[Page and application data records]
● ● ● ●
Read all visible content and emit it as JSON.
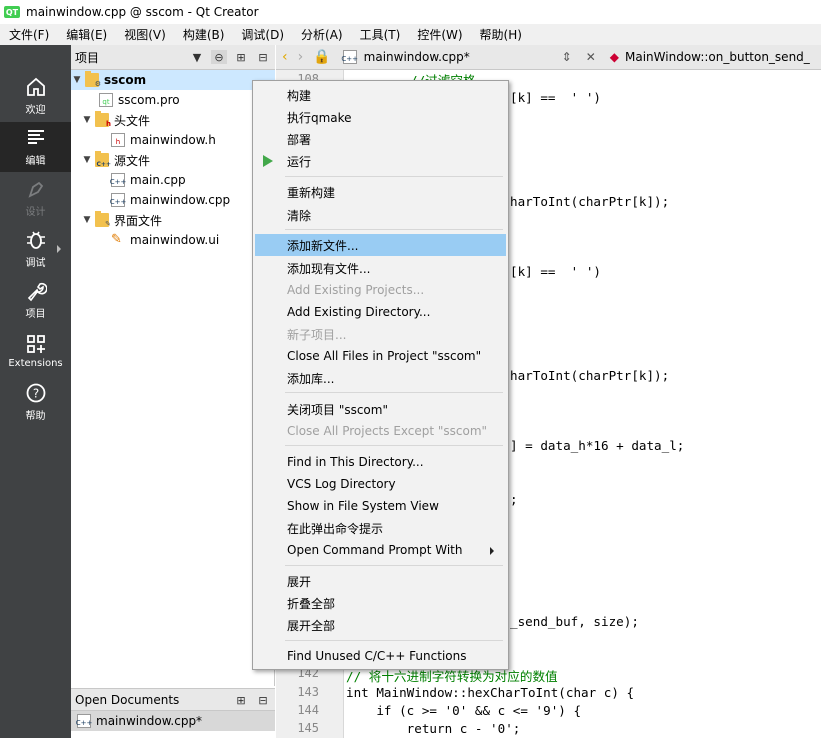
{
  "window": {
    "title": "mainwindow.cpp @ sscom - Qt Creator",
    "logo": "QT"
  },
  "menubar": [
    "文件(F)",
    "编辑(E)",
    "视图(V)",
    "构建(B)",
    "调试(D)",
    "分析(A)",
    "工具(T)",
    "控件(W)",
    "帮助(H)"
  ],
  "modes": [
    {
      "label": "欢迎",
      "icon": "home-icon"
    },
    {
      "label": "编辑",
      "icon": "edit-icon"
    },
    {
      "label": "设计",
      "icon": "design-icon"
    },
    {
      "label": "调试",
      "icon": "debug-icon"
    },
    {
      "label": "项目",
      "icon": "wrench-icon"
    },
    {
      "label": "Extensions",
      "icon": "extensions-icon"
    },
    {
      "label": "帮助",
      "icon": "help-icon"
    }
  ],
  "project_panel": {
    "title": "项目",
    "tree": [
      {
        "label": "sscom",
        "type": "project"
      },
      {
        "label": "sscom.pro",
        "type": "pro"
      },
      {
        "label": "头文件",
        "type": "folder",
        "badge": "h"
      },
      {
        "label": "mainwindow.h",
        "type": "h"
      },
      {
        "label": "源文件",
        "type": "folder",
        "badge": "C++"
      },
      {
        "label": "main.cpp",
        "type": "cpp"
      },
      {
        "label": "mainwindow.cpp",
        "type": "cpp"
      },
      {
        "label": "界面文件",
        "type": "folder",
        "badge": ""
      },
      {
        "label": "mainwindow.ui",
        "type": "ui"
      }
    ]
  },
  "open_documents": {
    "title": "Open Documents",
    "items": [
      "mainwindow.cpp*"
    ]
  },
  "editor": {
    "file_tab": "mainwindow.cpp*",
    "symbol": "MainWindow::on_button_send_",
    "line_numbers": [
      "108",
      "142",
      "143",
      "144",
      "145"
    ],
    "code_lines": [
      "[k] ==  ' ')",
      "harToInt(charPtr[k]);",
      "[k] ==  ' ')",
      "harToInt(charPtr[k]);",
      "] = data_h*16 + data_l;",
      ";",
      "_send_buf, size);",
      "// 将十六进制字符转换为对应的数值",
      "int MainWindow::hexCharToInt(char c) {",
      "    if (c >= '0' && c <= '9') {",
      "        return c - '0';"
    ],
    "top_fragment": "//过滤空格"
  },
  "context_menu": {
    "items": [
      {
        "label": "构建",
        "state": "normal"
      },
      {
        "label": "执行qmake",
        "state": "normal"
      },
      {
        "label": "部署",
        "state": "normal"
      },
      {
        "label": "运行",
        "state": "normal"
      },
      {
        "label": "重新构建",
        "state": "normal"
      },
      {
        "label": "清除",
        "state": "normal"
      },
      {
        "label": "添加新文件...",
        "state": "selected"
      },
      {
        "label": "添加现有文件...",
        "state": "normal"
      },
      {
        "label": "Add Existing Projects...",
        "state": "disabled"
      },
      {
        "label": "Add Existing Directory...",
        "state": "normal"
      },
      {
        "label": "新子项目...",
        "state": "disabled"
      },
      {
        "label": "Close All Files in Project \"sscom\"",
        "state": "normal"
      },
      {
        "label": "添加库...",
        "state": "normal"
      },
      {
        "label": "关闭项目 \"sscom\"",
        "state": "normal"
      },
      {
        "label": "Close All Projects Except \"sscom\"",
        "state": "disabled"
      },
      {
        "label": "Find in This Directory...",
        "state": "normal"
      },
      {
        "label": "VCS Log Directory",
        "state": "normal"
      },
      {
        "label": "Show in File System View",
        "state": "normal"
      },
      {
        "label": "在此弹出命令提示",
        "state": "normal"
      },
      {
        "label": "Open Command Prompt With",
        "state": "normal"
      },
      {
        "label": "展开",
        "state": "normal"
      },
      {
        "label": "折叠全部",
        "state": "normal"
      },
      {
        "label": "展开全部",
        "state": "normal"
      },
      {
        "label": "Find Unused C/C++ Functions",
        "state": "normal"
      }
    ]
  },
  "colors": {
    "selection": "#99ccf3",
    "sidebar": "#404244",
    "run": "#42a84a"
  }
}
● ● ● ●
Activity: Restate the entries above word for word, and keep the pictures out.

Completed task:
Read all visible content and emit it as JSON.
{
  "window": {
    "title": "mainwindow.cpp @ sscom - Qt Creator",
    "logo": "QT"
  },
  "menubar": [
    "文件(F)",
    "编辑(E)",
    "视图(V)",
    "构建(B)",
    "调试(D)",
    "分析(A)",
    "工具(T)",
    "控件(W)",
    "帮助(H)"
  ],
  "modes": [
    {
      "label": "欢迎",
      "icon": "home-icon"
    },
    {
      "label": "编辑",
      "icon": "edit-icon"
    },
    {
      "label": "设计",
      "icon": "design-icon"
    },
    {
      "label": "调试",
      "icon": "debug-icon"
    },
    {
      "label": "项目",
      "icon": "wrench-icon"
    },
    {
      "label": "Extensions",
      "icon": "extensions-icon"
    },
    {
      "label": "帮助",
      "icon": "help-icon"
    }
  ],
  "project_panel": {
    "title": "项目",
    "tree": [
      {
        "label": "sscom",
        "type": "project"
      },
      {
        "label": "sscom.pro",
        "type": "pro"
      },
      {
        "label": "头文件",
        "type": "folder",
        "badge": "h"
      },
      {
        "label": "mainwindow.h",
        "type": "h"
      },
      {
        "label": "源文件",
        "type": "folder",
        "badge": "C++"
      },
      {
        "label": "main.cpp",
        "type": "cpp"
      },
      {
        "label": "mainwindow.cpp",
        "type": "cpp"
      },
      {
        "label": "界面文件",
        "type": "folder",
        "badge": ""
      },
      {
        "label": "mainwindow.ui",
        "type": "ui"
      }
    ]
  },
  "open_documents": {
    "title": "Open Documents",
    "items": [
      "mainwindow.cpp*"
    ]
  },
  "editor": {
    "file_tab": "mainwindow.cpp*",
    "symbol": "MainWindow::on_button_send_",
    "line_numbers": [
      "108",
      "142",
      "143",
      "144",
      "145"
    ],
    "code_lines": [
      "[k] ==  ' ')",
      "harToInt(charPtr[k]);",
      "[k] ==  ' ')",
      "harToInt(charPtr[k]);",
      "] = data_h*16 + data_l;",
      ";",
      "_send_buf, size);",
      "// 将十六进制字符转换为对应的数值",
      "int MainWindow::hexCharToInt(char c) {",
      "    if (c >= '0' && c <= '9') {",
      "        return c - '0';"
    ],
    "top_fragment": "//过滤空格"
  },
  "context_menu": {
    "items": [
      {
        "label": "构建",
        "state": "normal"
      },
      {
        "label": "执行qmake",
        "state": "normal"
      },
      {
        "label": "部署",
        "state": "normal"
      },
      {
        "label": "运行",
        "state": "normal"
      },
      {
        "label": "重新构建",
        "state": "normal"
      },
      {
        "label": "清除",
        "state": "normal"
      },
      {
        "label": "添加新文件...",
        "state": "selected"
      },
      {
        "label": "添加现有文件...",
        "state": "normal"
      },
      {
        "label": "Add Existing Projects...",
        "state": "disabled"
      },
      {
        "label": "Add Existing Directory...",
        "state": "normal"
      },
      {
        "label": "新子项目...",
        "state": "disabled"
      },
      {
        "label": "Close All Files in Project \"sscom\"",
        "state": "normal"
      },
      {
        "label": "添加库...",
        "state": "normal"
      },
      {
        "label": "关闭项目 \"sscom\"",
        "state": "normal"
      },
      {
        "label": "Close All Projects Except \"sscom\"",
        "state": "disabled"
      },
      {
        "label": "Find in This Directory...",
        "state": "normal"
      },
      {
        "label": "VCS Log Directory",
        "state": "normal"
      },
      {
        "label": "Show in File System View",
        "state": "normal"
      },
      {
        "label": "在此弹出命令提示",
        "state": "normal"
      },
      {
        "label": "Open Command Prompt With",
        "state": "normal"
      },
      {
        "label": "展开",
        "state": "normal"
      },
      {
        "label": "折叠全部",
        "state": "normal"
      },
      {
        "label": "展开全部",
        "state": "normal"
      },
      {
        "label": "Find Unused C/C++ Functions",
        "state": "normal"
      }
    ]
  },
  "colors": {
    "selection": "#99ccf3",
    "sidebar": "#404244",
    "run": "#42a84a"
  }
}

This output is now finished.